Anthony Davis was told that the New Orleans Pelicans missed consecutive shots only three times in their game against the Minnesota Timberwolves on Friday night, and that they didn’t miss three in a row.

“I’ve never heard of that,” Davis replied. “I don’t know what to say.”

Davis and the Pelicans did all their talking on the court, steamrolling the Timberwolves in record-breaking fashion 139-91 on Friday night in the Smoothie King Center.

The Pelicans set a franchise record for points in a game and margin of victory, the 48-point difference bettering the 41-point differential in a 100-59 win against the Atlanta Hawks against the Indiana Pacers on Jan. 21, 2011. They were two of eight franchise marks, all offensive.

It also was the most points allowed and the largest margin of loss in franchise history for the Timberwolves, a rebuilding team that was without starting point guard Ricky Rubio, who has a badly sprained ankle, and forward Thaddeus Young (family matter).

“We know what it is to play without guys,” said Pelicans coach Monty Williams, whose team was ravaged by injuries last season. “But I thought our effort was great. We did what we had to do. We played the right way, and we have to continue to do that.”

Playing against their second consecutive defensively challenged team, the Pelicans shot 66.7 percent (56-of-84), including 75 percent (15-of-20) on 3-pointers, as seven players scored in double figures. They held the young, bewildered Timberwolves to 40.3 percent shooting and forced a season-high 22 turnovers.
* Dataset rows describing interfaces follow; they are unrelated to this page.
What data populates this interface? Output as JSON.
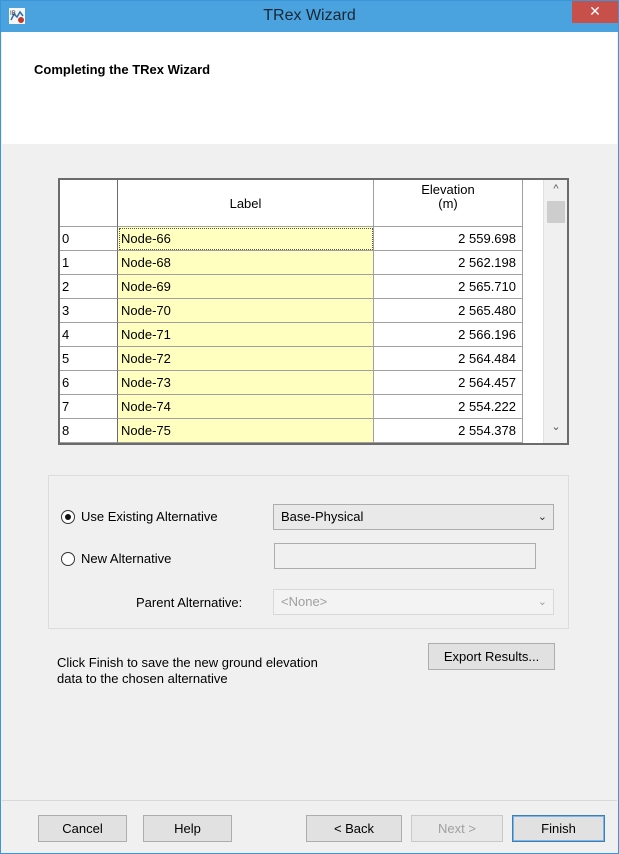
{
  "window": {
    "title": "TRex Wizard",
    "close_glyph": "✕",
    "app_icon": "trex-app-icon"
  },
  "header": {
    "title": "Completing the TRex Wizard"
  },
  "grid": {
    "columns": [
      "",
      "Label",
      "Elevation\n(m)"
    ],
    "col_label": "Label",
    "col_elev_line1": "Elevation",
    "col_elev_line2": "(m)",
    "rows": [
      {
        "idx": "0",
        "label": "Node-66",
        "elevation": "2 559.698"
      },
      {
        "idx": "1",
        "label": "Node-68",
        "elevation": "2 562.198"
      },
      {
        "idx": "2",
        "label": "Node-69",
        "elevation": "2 565.710"
      },
      {
        "idx": "3",
        "label": "Node-70",
        "elevation": "2 565.480"
      },
      {
        "idx": "4",
        "label": "Node-71",
        "elevation": "2 566.196"
      },
      {
        "idx": "5",
        "label": "Node-72",
        "elevation": "2 564.484"
      },
      {
        "idx": "6",
        "label": "Node-73",
        "elevation": "2 564.457"
      },
      {
        "idx": "7",
        "label": "Node-74",
        "elevation": "2 554.222"
      },
      {
        "idx": "8",
        "label": "Node-75",
        "elevation": "2 554.378"
      }
    ],
    "scroll_up": "^",
    "scroll_down": "⌄"
  },
  "options": {
    "use_existing_label": "Use Existing Alternative",
    "use_existing_selected": true,
    "existing_value": "Base-Physical",
    "new_alt_label": "New Alternative",
    "new_alt_selected": false,
    "new_alt_value": "",
    "parent_label": "Parent Alternative:",
    "parent_value": "<None>",
    "chevron": "⌄"
  },
  "info": {
    "line1": "Click Finish to save the new ground elevation",
    "line2": "data to the chosen alternative"
  },
  "buttons": {
    "export": "Export Results...",
    "cancel": "Cancel",
    "help": "Help",
    "back": "< Back",
    "next": "Next >",
    "finish": "Finish"
  }
}
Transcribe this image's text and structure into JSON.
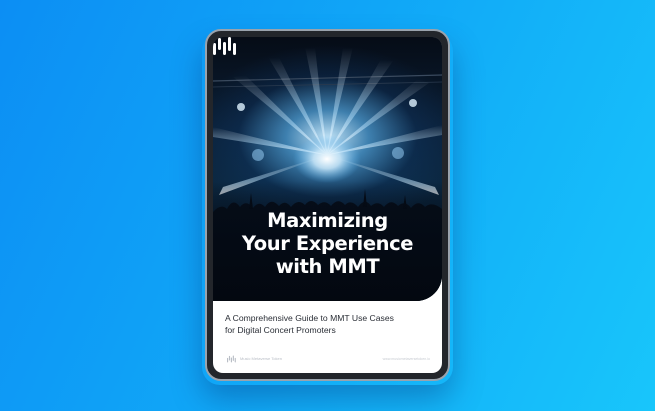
{
  "cover": {
    "title_lines": [
      "Maximizing",
      "Your Experience",
      "with MMT"
    ],
    "subtitle_lines": [
      "A Comprehensive Guide to MMT Use Cases",
      "for Digital Concert Promoters"
    ],
    "footer_left": "Music Metaverse Token",
    "footer_right": "www.musicmetaversetoken.io",
    "logo_icon": "mmt-logo-icon"
  },
  "colors": {
    "background_start": "#0c8ef4",
    "background_end": "#18c6fb",
    "device_frame": "#23262b",
    "title_text": "#ffffff",
    "subtitle_text": "#2a2e36"
  }
}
“I’m disappointed we didn’t compete early, and they did what you’re supposed to do,” Timberwolves coach Flip Saunders said. “We got in a 6 a.m. (Thursday after a game in Mexico). They jumped on us in the beginning, and we reacted in a very negative way.”

Saunders said he talked to his team in the huddle during timeouts about playing for pride.

“You know sometimes when you’re in quicksand and you keep sinking and sinking?” he asked. “It was that kind of feeling. I’ve been in the league 17 years, and I’ve never seen anyone shoot like that. I think I could have put five chairs out on the court, and they wouldn’t have shot like that.”

Unlike the previous game Wednesday against the Los Angeles Lakers, the worst defensive team in the NBA, the Pelicans finished strongly. Williams said after that game that Los Angeles finishing the game on a 24-8 run was “something we’ve got to talk about.”

That was not necessary on this night. Coming against a franchise that had routed New Orleans in its arena the past two years, the Pelicans’ lead reached 52 points — at 135-83 — with 4:46 left.

So easy was the Pelicans’ time that, when point guard Jrue Holiday drove for a basket at 4:33 of the third quarter, he could have laid the ball up with one more step, but he passed out to Tyreke Evans for a 3-pointer.

More important, with a four-game Western Conference road trip beginning Monday, New Orleans (5-3) won for the fourth time in five games and is two games over .500 for the first time since December 2011. It was the Pelicans’ third consecutive home win and fifth consecutive game overall scoring at least 100 points.

New Orleans also notched another much-valued Western Conference triumph. And while it won’t fit in the big win category, it was another one at home.

Twelve of the 13 Pelicans played, none longer than the 27 minutes logged by Holiday, and all of them scored.

The Pelicans jumped on Minnesota, which started rookies Andrew Wiggins and Zach LaVine, to the tune of 80-44 at halftime. New Orleans set franchise records with 43 points in the first quarter, 80 points in the first half and 72.1 percent field-goal percentage in the opening half.

Davis scored 16 points on 6-of-8 shooting. But Holiday led New Orleans with 14 points and six assists. He was one of three Pelicans who didn’t miss a shot in the first half. He was 5-of-5, Austin Rivers also shot 5-of-5 and Eric Gordon, who has been in a slump, was 4-of-4.

Playing with a seemingly higher energy and more confidence than usual against a vulnerable foe, the Pelicans broke to a 7-0 lead in the first minute, 18 seconds on their way to a commanding 43-19 lead by quarter’s end.

The Pelicans made six of their first eight shots, and by the 7:18 mark, it was 20-6. They disrupted Minnesota’s pick-and-roll, nullified attempts in the lane except for an occasional drive and drove to the basket themselves.

A step-back jumper by Ryan Anderson gave the Pelicans their first lead of 20 points or more — 34-13 — with 2:32 showing. When the quarter ended, New Orleans had shot 75 percent (18-of-24), including 4-of-5 on 3-pointers with no turnovers.